* _WHAT TO PRODUCE_
Print the records below exactly, and do not carry over any picture.
*** Block opens ***
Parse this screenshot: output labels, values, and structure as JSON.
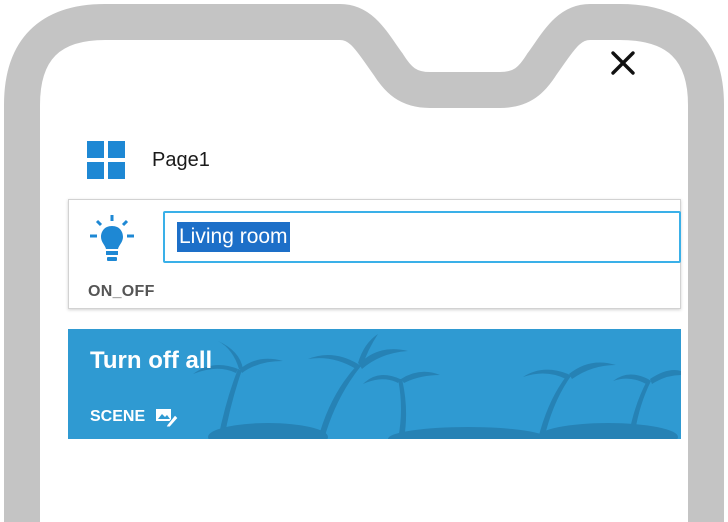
{
  "app": {
    "close_label": "close"
  },
  "page": {
    "name": "Page1",
    "icon": "grid-icon"
  },
  "device": {
    "icon": "lightbulb-icon",
    "name_value": "Living room",
    "type": "ON_OFF"
  },
  "scene": {
    "title": "Turn off all",
    "tag": "SCENE",
    "icon": "edit-scene-icon"
  },
  "colors": {
    "frame": "#c4c4c4",
    "accent": "#1e88d4",
    "input_border": "#3ab0e8",
    "selection": "#1d6fc8",
    "scene_bg": "#2f9ad2"
  }
}
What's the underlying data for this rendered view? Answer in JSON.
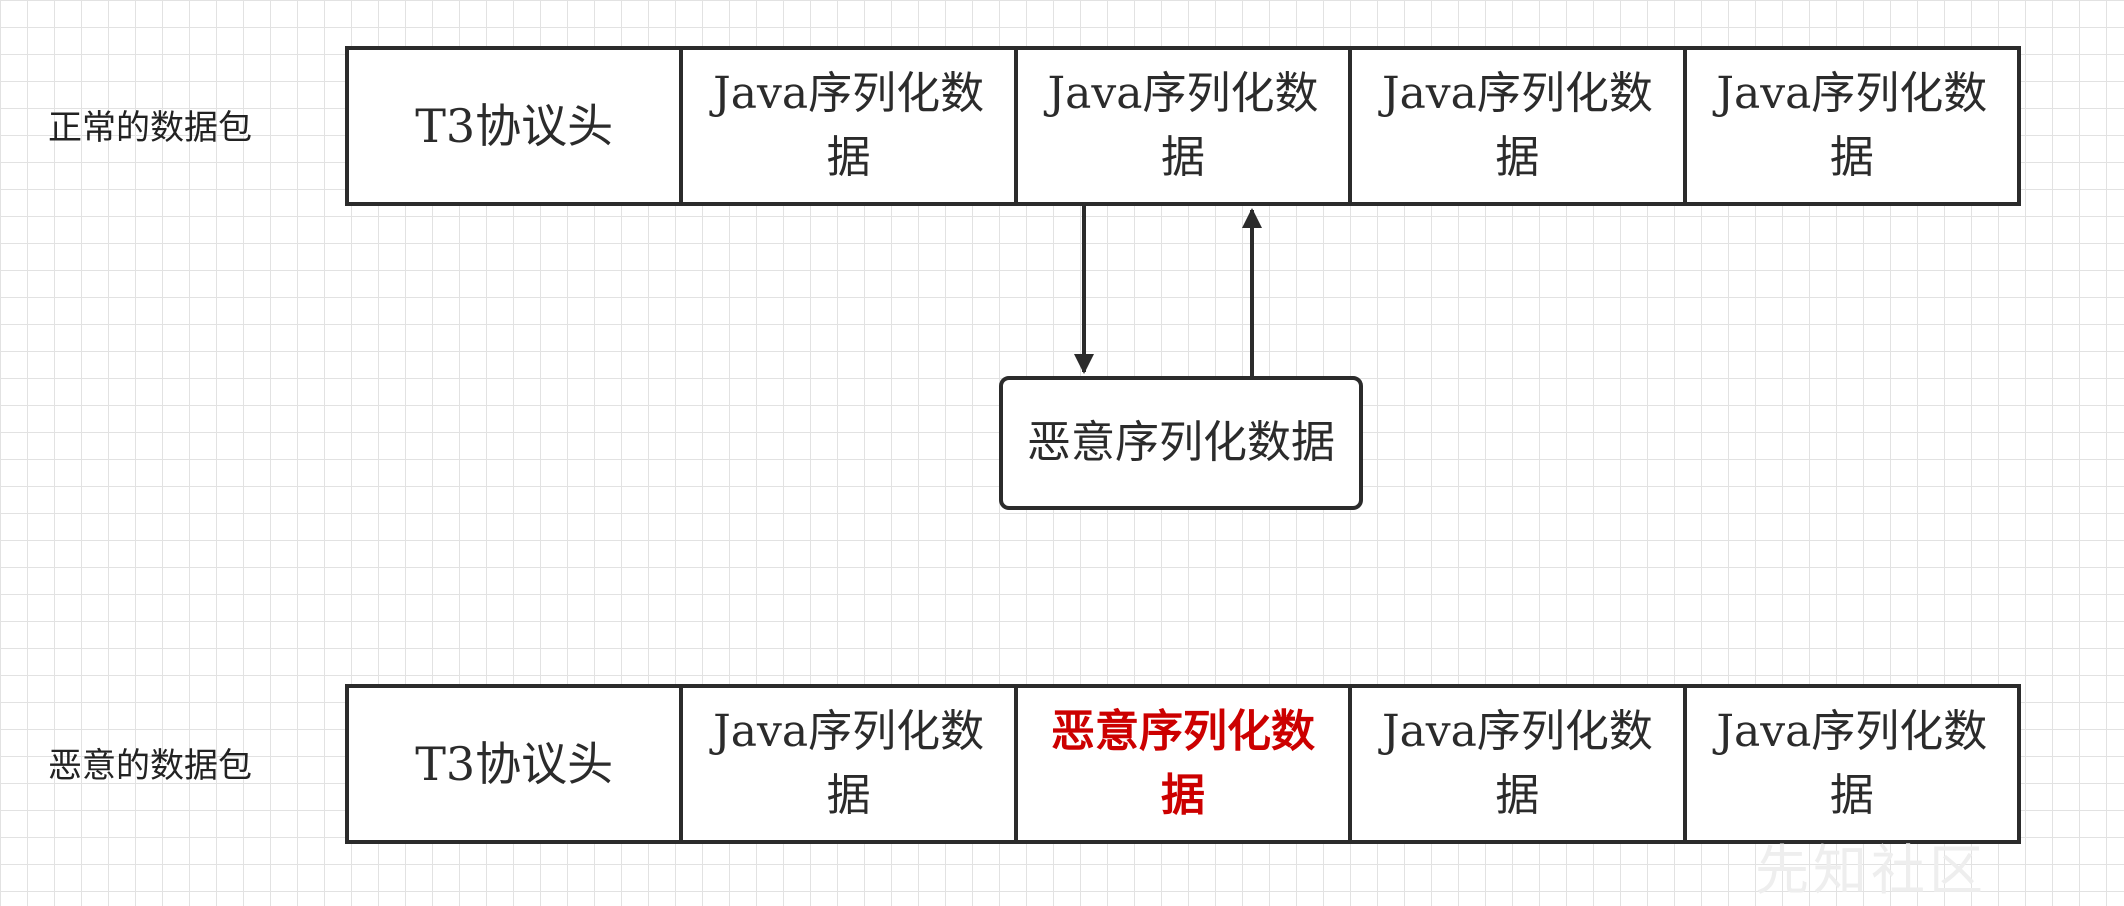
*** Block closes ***
* _ANSWER SECTION_
Parse this screenshot: output labels, values, and structure as JSON.
{
  "app": {
    "close_label": "close"
  },
  "page": {
    "name": "Page1",
    "icon": "grid-icon"
  },
  "device": {
    "icon": "lightbulb-icon",
    "name_value": "Living room",
    "type": "ON_OFF"
  },
  "scene": {
    "title": "Turn off all",
    "tag": "SCENE",
    "icon": "edit-scene-icon"
  },
  "colors": {
    "frame": "#c4c4c4",
    "accent": "#1e88d4",
    "input_border": "#3ab0e8",
    "selection": "#1d6fc8",
    "scene_bg": "#2f9ad2"
  }
}
What's the underlying data for this rendered view? Answer in JSON.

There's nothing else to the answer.